Originally a joint venture with Microsoft, Caradigm became fully-owned by GE Healthcare in April 2016, and since then had increasingly been brought closer into the GE fold. Medium-term it would not have been too much of a stretch of imagination to see the Caradigm brand disappear, with GE bringing its ambulatory and enterprise PHM solutions together under a single brand.
However, Project Northstar has been included in the Veritas deal meaning that GE Healthcare will no longer have an ambulatory PHM offering. Caradigm, on the other hand, is not part of the deal and will remain with GE. This does leave Caradigm in limbo to some extent. If GE continues this process of re-focusing on its core markets (e.g. imaging, clinical care and lifesciences), it is difficult to see the long-term strategic fit for Caradigm.
“The View from The Top”
GE is undoubtedly going through a painful phase in its history. Today it is paying the price for a scatter gun acquisition strategy in healthcare IT, writing off hundreds of millions of dollars of investment because of over-reaching and underachieving.

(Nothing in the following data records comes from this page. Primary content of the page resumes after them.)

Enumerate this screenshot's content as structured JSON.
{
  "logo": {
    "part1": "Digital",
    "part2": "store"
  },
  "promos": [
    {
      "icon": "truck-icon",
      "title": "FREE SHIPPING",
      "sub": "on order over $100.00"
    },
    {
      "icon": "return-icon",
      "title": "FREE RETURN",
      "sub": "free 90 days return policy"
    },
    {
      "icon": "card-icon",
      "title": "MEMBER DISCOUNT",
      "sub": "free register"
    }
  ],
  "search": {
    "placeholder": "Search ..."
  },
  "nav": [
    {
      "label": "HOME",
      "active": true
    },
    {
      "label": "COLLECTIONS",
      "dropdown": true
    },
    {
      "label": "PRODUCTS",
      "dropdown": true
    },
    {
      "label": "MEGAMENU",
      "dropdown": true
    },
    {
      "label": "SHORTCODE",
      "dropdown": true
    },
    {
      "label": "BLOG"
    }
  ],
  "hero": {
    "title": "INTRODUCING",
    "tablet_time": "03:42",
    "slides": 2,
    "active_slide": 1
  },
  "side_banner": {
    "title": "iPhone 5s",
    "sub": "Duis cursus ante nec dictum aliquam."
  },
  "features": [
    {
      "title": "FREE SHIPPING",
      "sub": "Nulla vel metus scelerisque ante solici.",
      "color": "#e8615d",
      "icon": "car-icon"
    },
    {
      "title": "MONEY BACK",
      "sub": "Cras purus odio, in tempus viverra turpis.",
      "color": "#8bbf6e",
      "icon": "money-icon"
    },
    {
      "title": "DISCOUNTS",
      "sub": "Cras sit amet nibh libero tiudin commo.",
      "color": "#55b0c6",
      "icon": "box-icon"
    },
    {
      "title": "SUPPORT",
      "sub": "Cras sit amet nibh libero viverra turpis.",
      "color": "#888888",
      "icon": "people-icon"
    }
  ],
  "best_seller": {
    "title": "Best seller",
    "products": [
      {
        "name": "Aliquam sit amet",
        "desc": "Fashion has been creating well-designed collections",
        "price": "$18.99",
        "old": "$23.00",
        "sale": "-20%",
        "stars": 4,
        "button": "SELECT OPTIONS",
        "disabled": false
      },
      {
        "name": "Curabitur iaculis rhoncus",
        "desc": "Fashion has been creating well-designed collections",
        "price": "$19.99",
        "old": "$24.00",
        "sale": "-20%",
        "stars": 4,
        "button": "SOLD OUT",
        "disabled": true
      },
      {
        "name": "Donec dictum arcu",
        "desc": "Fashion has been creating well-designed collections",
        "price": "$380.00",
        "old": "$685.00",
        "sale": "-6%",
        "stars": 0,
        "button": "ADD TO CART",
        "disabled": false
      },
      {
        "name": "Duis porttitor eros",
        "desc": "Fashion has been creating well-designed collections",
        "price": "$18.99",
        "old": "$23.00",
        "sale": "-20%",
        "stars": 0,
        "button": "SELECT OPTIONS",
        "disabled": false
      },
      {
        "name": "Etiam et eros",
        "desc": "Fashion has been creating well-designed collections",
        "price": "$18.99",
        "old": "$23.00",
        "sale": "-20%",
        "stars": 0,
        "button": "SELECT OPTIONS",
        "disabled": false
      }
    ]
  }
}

However, too often among industry commentary, context is lost. It is easy to forget that GE is one of the most successful healthcare technology firms globally, with market leadership positions across medical imaging, clinical care devices and clinical IT software, not to mention an impressively growing life sciences business. A quick comparison of the GE Healthcare performance last year relative to some of its peers is also enlightening:
2017 Annual Revenues (% Growth Year on Year) – in reported currency
– GE Healthcare: $19.1B (4.5%)
– Philips Healthcare: €17.8B (2.1%)
– Siemens Healthineers: €13.7B (1.0%)
Of course, as we outlined in January, many of the leading vendors are undergoing significant change. Yet for GE to still return almost $1B of new revenue at a time it is meant to be in crisis, suggests its healthcare business is more robust than many thought. Looking ahead, it would also be foolhardy to write-off what appears to be a reasonable strategy, focusing more on “smart digital diagnostics, connected devices, AI and enterprise imaging”, areas much more closely aligned to its strengths in clinical IT and hardware.
Moreover, with a large installed base of devices globally, it could also capitalise on emerging areas such as smart fleet service management, workflow analytics and operational intelligence.
As we concluded earlier in the year:
“…..there is little reason why GE Healthcare should not be looking to profit from its position, if it sticks to what it knows best.”
We would also argue that GE should hold off from any hasty extraction of the healthcare business into a separate entity. Why? Because much of the revenue growth from healthcare has come from leveraging its industrial reach in emerging markets over the last decade to win large public and private device and software deals; few competitors can offer the same breadth of offering or access to top decision makers. It is also these emerging markets that are going to deliver the greatest opportunity for new business growth over the next decade.
“Maybe You’re Right”
The sell off to Veritas Capital to some might appear to as a small deal that will fail to address much bigger issues lurking under the surface at GE. However, we think it more likely that this will be the most significant change to its healthcare business for the next few years, apart from some tinkering with internal structure. Of the remaining portfolio for health IT (enterprise PHM/Caradigm, enterprise imaging, clinical IT) most are more difficult to extract and closely tied to the device business, though a sell-off of the Caradigm business could be a tempting option if a more radical approach is demanded from investors.
So, while some competitors and investment funds might be circling in the hope of a bargain, most will be disappointed. For GE’s healthcare IT business, this first cut might be the deepest.